Online tutoring company Cluey Learning is set to make its ASX debut next month, joining remote learning companies such as OpenLearning (ASX:OLL), ReadCloud (ASX:RCL) and 3P Learning (ASX:3PL) in a sector that’s seen strong tailwinds amid the pandemic.

The company is expected to hit the ASX on December 9 with a market cap of $143.5 million after raising $30 million in an IPO at $1.20 a share.

The company says it has has set out to transform education using big data, artificial intelligence and a scaleable platform for delivering quality tutoring.

Classroom learning is much the same as it was 30 years ago, Cluey chief executive Mark Rohald told Stockhead last week.

“It feels very stuck in an industrial model,” he said. “That doesn’t make sense.”

The company has 620 tutors that have over 154,000 sessions since launch in July 2018. It tutors Australian year 2-12 students in live one-on-one and small group sessions.

Rohald said that more than 100,000 datapoints are tracked during each session to improve the learning experience for students and parents.

All sessions are recorded for quality-assurance purposes and parents receive regular progress reports.

In a traditional tutoring session, “you have no idea what they’re up to. You pay and you pray,” Rohald said.

The tutoring costs $80 a week for individual sessions or $45 a week for small group sessions, he said.

“It’s affordable to parents, it’s tutoring for the masses, and most of them consume it on an ongoing learning plan,” he said.

Online sessions were up 364 per cent in FY20 compared to FY19, and up 338 per cent in the first quarter of FY21, compared to the previous quarter.

Cluey reported $4.9 million in revenue in FY20, up 441 per cent from the $900,000 it made the year before. It suffered a $16.5 million loss, up from $12 million.

The company is forecasting a 218 per cent revenue growth this financial year.

Cluey might enter the UK market at some point, but that’s at least 12 months away, Rohald said.

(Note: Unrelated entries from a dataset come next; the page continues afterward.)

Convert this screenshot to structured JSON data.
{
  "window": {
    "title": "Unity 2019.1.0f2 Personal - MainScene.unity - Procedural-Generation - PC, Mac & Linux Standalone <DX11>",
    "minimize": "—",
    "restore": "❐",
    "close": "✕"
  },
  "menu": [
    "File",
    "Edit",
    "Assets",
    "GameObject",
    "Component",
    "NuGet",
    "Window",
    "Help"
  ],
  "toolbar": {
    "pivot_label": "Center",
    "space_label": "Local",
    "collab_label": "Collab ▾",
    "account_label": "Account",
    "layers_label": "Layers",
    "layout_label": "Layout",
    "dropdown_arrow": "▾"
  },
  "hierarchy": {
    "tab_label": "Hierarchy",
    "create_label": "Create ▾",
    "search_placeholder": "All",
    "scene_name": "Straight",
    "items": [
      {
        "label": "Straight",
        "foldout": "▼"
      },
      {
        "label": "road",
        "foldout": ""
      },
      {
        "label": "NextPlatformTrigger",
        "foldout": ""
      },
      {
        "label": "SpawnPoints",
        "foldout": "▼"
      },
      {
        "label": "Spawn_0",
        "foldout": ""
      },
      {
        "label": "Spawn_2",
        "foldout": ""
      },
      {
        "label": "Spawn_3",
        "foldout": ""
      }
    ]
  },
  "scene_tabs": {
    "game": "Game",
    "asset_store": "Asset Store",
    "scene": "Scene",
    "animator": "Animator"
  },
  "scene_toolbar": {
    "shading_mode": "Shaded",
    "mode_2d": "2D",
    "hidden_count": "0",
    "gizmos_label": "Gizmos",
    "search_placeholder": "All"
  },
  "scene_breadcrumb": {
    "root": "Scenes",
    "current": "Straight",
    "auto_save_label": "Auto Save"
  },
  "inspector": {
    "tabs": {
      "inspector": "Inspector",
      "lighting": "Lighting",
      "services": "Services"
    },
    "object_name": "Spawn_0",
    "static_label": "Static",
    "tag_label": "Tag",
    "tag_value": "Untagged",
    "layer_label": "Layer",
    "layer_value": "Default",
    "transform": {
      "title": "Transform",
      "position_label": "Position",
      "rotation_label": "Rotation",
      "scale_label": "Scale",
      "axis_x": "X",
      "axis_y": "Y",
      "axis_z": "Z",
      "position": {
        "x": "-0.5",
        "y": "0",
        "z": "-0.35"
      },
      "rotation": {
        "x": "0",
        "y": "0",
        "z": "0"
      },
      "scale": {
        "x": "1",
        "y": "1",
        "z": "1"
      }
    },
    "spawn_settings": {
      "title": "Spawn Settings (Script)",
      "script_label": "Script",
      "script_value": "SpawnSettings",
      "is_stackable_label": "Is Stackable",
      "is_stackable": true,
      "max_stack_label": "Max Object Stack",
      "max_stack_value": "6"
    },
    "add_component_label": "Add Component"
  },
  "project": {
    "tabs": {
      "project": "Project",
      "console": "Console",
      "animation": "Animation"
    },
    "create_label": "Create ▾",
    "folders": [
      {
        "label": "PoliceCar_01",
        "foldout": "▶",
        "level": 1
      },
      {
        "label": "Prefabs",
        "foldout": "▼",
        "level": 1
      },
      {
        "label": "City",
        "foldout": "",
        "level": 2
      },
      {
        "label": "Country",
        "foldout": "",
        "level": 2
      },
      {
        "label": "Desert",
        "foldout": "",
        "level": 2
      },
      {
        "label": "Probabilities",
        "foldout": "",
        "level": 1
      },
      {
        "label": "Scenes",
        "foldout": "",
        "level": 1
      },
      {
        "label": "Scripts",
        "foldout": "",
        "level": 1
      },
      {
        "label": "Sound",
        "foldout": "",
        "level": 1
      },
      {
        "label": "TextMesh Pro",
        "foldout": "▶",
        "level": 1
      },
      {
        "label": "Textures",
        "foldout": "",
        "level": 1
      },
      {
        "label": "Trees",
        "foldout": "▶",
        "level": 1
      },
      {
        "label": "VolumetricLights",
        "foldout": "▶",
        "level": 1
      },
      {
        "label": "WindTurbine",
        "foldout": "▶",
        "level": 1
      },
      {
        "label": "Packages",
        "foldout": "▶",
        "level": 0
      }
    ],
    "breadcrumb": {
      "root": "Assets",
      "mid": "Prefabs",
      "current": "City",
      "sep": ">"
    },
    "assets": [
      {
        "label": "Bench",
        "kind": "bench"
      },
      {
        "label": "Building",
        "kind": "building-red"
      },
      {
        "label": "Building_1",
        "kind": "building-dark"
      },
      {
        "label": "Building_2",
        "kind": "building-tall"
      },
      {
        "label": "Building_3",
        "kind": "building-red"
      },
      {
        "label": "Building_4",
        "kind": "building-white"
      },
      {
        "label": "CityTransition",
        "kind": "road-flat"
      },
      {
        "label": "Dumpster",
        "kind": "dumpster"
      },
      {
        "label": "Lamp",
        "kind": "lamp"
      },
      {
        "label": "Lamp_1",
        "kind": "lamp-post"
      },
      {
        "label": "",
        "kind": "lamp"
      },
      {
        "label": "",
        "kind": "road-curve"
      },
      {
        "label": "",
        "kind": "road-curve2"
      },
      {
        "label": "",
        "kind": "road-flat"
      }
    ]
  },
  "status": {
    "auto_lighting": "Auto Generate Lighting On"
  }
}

It sees opportunity in Australia, given that an estimated 40 per cent of the four million schoolchildren here have used or considered using tutoring services.

“We are growing at an enormous rate, and we want to make sure we’re not distracted,” he said.

“It’s a good position to be in, as we just get better and better as we scale faster and faster.”